## Subsystem 2 - Braking

This system takes inputs from the microprocessor to operate the brakes of the bicycle. The braking subsystem consists of a servo motor and a gear system to mechanically pull the brake cable, upon input from the microprocessor. As this system will interfere with the normal mechanical braking system of the bicycle, we will implement buttons in place of the typical brake controls on the handlebars, which will interface with the microprocessor to allow for the bicycle to brake.

## Subsystem 3 - Microprocessor

The microprocessor subsystem will take information from the Hall effect sensors about the rotational speed of the bicycle’s wheel. This subsystem will use an ATMega controller to implement the control algorithms. We plan to use LQR or PID control as a means of tracking constant slopes to prevent wheel locking when decelerating. By this method, we will be able to flash a controller onto the microcontroller in order to embed our control on the PCB.

# Criterion For Success

To qualitatively test the bicycle’s anti-lock braking mechanism, we will place the bicycle on a treadmill and slam the brakes, to observe visually the bicycle’s braking operation. During this test, data from the Hall effect sensor relating to the speed of the bicycle’s rear wheel will be recorded during the test, demonstrating that the bicycle is slowing down properly and efficiently.

Control System and User Interface for Hydraulic Bike

Iain Brearton

Featured Project

Parker-Hannifin, a fluid power systems company, hosts an annual competition for the design of a chainless bicycle. A MechSE senior design team of mechanical engineers have created a hydraulic circuit with electromechanical valves, but need a control system, user interface, and electrical power for their system. The user would be able to choose between several operating modes (fluid paths), listed at the end.

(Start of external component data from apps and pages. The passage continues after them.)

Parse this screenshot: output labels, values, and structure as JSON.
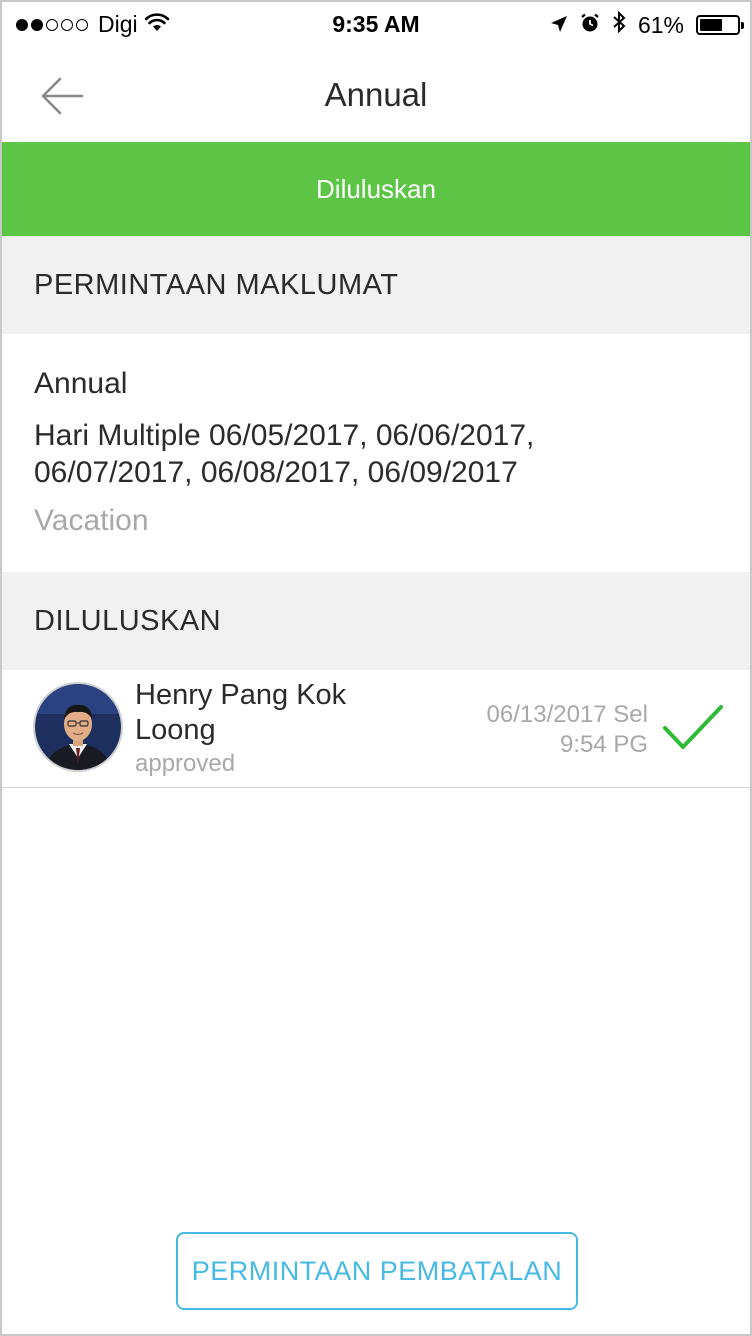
{
  "status_bar": {
    "carrier": "Digi",
    "time": "9:35 AM",
    "battery": "61%",
    "battery_level": 0.61
  },
  "nav": {
    "title": "Annual",
    "back_icon": "arrow-left-icon"
  },
  "banner": {
    "label": "Diluluskan",
    "color": "#5cc545"
  },
  "request_info": {
    "header": "PERMINTAAN MAKLUMAT",
    "leave_type": "Annual",
    "dates_line1": "Hari Multiple 06/05/2017, 06/06/2017,",
    "dates_line2": "06/07/2017, 06/08/2017, 06/09/2017",
    "reason": "Vacation"
  },
  "approvals": {
    "header": "DILULUSKAN",
    "items": [
      {
        "name_line1": "Henry Pang Kok",
        "name_line2": "Loong",
        "status": "approved",
        "date": "06/13/2017 Sel",
        "time": "9:54 PG",
        "icon": "checkmark-icon"
      }
    ]
  },
  "actions": {
    "cancel_request_label": "PERMINTAAN PEMBATALAN",
    "accent_color": "#47b9e6"
  }
}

My solution to this problem is a custom-designed control system and user interface. Based on sensor feedback and user inputs, the system would change operating modes (fluid paths). Additionally, the system could be improved to suggest the best operating mode by implementing a PI or PID controller. The system would not change modes without user interaction due to safety - previous years' bicycles have gone faster than 20mph.

Previous approaches to this problem have usually not included an electrical engineer. As a result, several teams have historically used commercially-available systems such as Parker's IQAN system (link below) or discrete logic due to a lack of technical knowledge (link below). Apart from these two examples, very little public documentation exists on the electrical control systems used by previous competitors, but I believe that designing a control system and user interface from scratch will be a unique and new approach to controlling the hydraulic system.

I am aiming for a 1-person team as there are 6 MechSE counterparts. I emailed Professor Carney on 10/3/14 and he thought the general concept was acceptable.

Operating modes, simplified:

Direct drive (rider's pedaling power goes directly to hydraulic motor)

Coasting (no power input, motor input and output "shorted")

Charge accumulators (store energy in expanding rubber balloons)

Discharge accumulators (use stored energy to supply power to motor)

Regenerative braking (use motor energy to charge accumulators)

Download Competition Specs:

Team using IQAN system (top right corner):

Team using discrete logic (page 19):